Then we had a conversation about reporting requirements and about the reporting process. Kari's students will be part of a student-parent-teacher conference. She wants students to be a large part of the reporting process. We talked about the need to show student learning over time so parents could see the learning. And the need for teachers to be present and involved as they need to both make and be seen to be making an informed professional judgement.

By the end of our conversation Kari had tentatively decided to continue having students collect their work into the large pocket folder. And, in order to help parents and students see progress over time, she planned to have a simple portfolio (see sample in photo below) that would include a beginning samples of reading, writing, numeracy and choices from early in the school year.

Then, before reporting, students would select another sample from the big pocket folder showing their growth and improvement in each area. They would do a self-assessment using a frame such as, "I used to... and now I...." The four pocket portfolio could be organized by term (e.g. Baseline, November, March) or by the subject areas (e.g. Reading, Writing, Numeracy, Choices). It is a portfolio structure I have written about in Making Classroom Assessment Work. It is simple.
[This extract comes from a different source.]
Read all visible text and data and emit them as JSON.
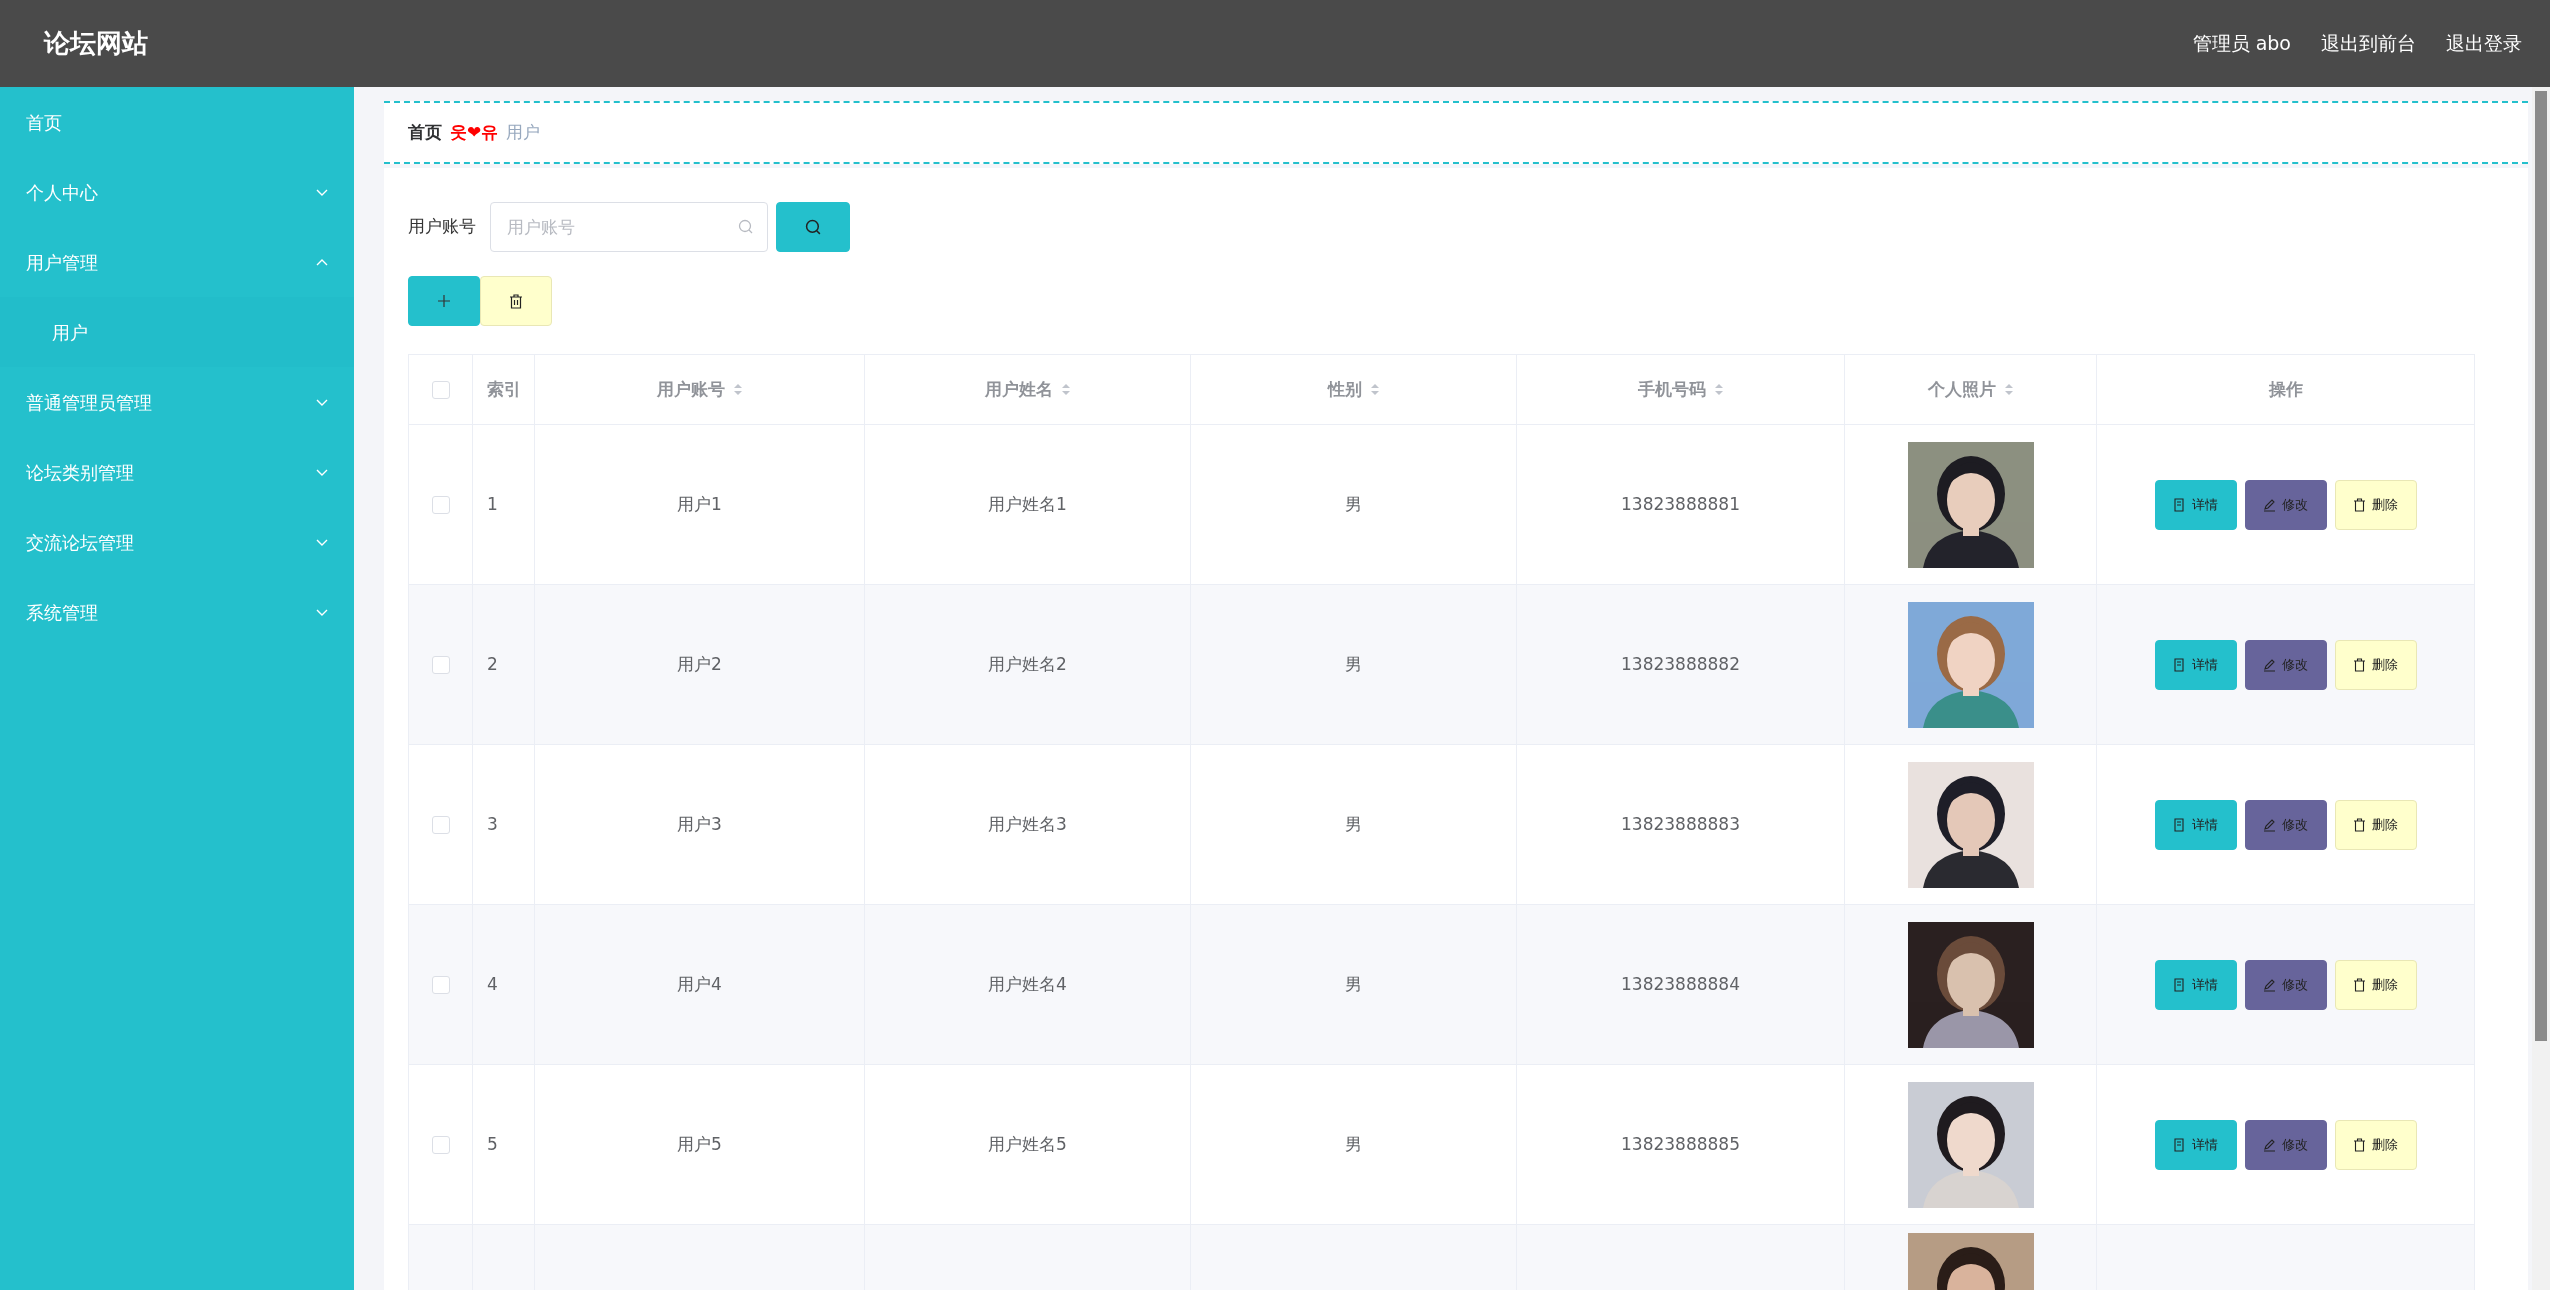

It works because it shows the learning progress of each child relative to where he/she started the year.

The big pocket folder, the four pocket folder along with a student-parent-teacher conference will be the major communication tool for reporting. Kari tentatively decided to continue the report card with categories such as exceeding, meeting, approaching and beginning because parents find the 'bottom-line" summary useful.

We also talked about using e-PEARL - an excellent portfolio program developed by Concordia University. Kari also decided to NOT use an e-portfolio because, given the lack of technology available in her classroom, she would be the one doing most of the work and students would not have the ownership they need.
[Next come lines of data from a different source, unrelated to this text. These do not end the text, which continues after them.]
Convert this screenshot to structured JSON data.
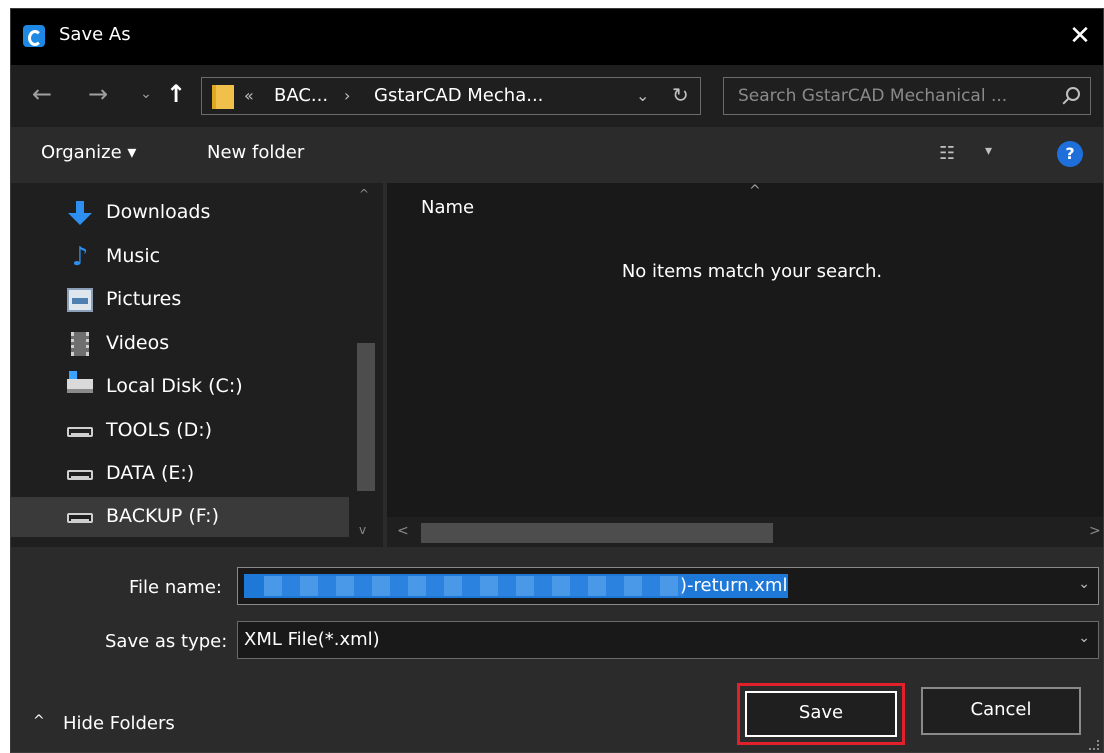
{
  "window": {
    "title": "Save As",
    "close_glyph": "✕",
    "accent_color": "#1e78d8",
    "highlight_color": "#e0202a"
  },
  "address": {
    "back_glyph": "←",
    "forward_glyph": "→",
    "recent_glyph": "⌄",
    "up_glyph": "↑",
    "breadcrumb_separator": "«",
    "breadcrumbs": [
      "BAC...",
      "GstarCAD Mecha..."
    ],
    "crumb_arrow": "›",
    "dropdown_glyph": "⌄",
    "refresh_glyph": "↻",
    "search_placeholder": "Search GstarCAD Mechanical ..."
  },
  "toolbar": {
    "organize_label": "Organize ▾",
    "new_folder_label": "New folder",
    "view_glyph": "☷",
    "view_arrow": "▾",
    "help_label": "?"
  },
  "nav": {
    "items": [
      {
        "label": "Downloads",
        "icon": "downloads-icon"
      },
      {
        "label": "Music",
        "icon": "music-icon",
        "glyph": "♪"
      },
      {
        "label": "Pictures",
        "icon": "pictures-icon"
      },
      {
        "label": "Videos",
        "icon": "videos-icon"
      },
      {
        "label": "Local Disk (C:)",
        "icon": "local-disk-icon"
      },
      {
        "label": "TOOLS (D:)",
        "icon": "drive-icon"
      },
      {
        "label": "DATA (E:)",
        "icon": "drive-icon"
      },
      {
        "label": "BACKUP (F:)",
        "icon": "drive-icon",
        "selected": true
      }
    ],
    "scroll_up": "^",
    "scroll_down": "v"
  },
  "filelist": {
    "sort_glyph": "^",
    "column_name": "Name",
    "empty_message": "No items match your search.",
    "scroll_left": "<",
    "scroll_right": ">"
  },
  "form": {
    "filename_label": "File name:",
    "filename_visible_suffix": ")-return.xml",
    "type_label": "Save as type:",
    "type_value": "XML File(*.xml)",
    "dropdown_glyph": "⌄"
  },
  "footer": {
    "hide_folders_glyph": "^",
    "hide_folders_label": "Hide Folders",
    "save_label": "Save",
    "cancel_label": "Cancel"
  }
}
In summary, as you consider the reporting process you have established and since the primary purpose of all assessment, evaluation and reporting is LEARNING, ask yourself,

"Will students learn from this process?"
"Will parents learn about their children through this process?"
 "Is it practical and possible from a teaching perspective?"

If the response to all these questions is, "YES!" then move forward with your plans.

If the response is, "Not quite..." then it is time to revisit and rethink your continuous reporting plans given the unique needs present in your context.

Send us your questions and comments either below this post or via email.

All my best,


1 comment:

  1. Thanks for your patience! This blog has been ready to go for a while but technology was not being cooperative. It is up now:-)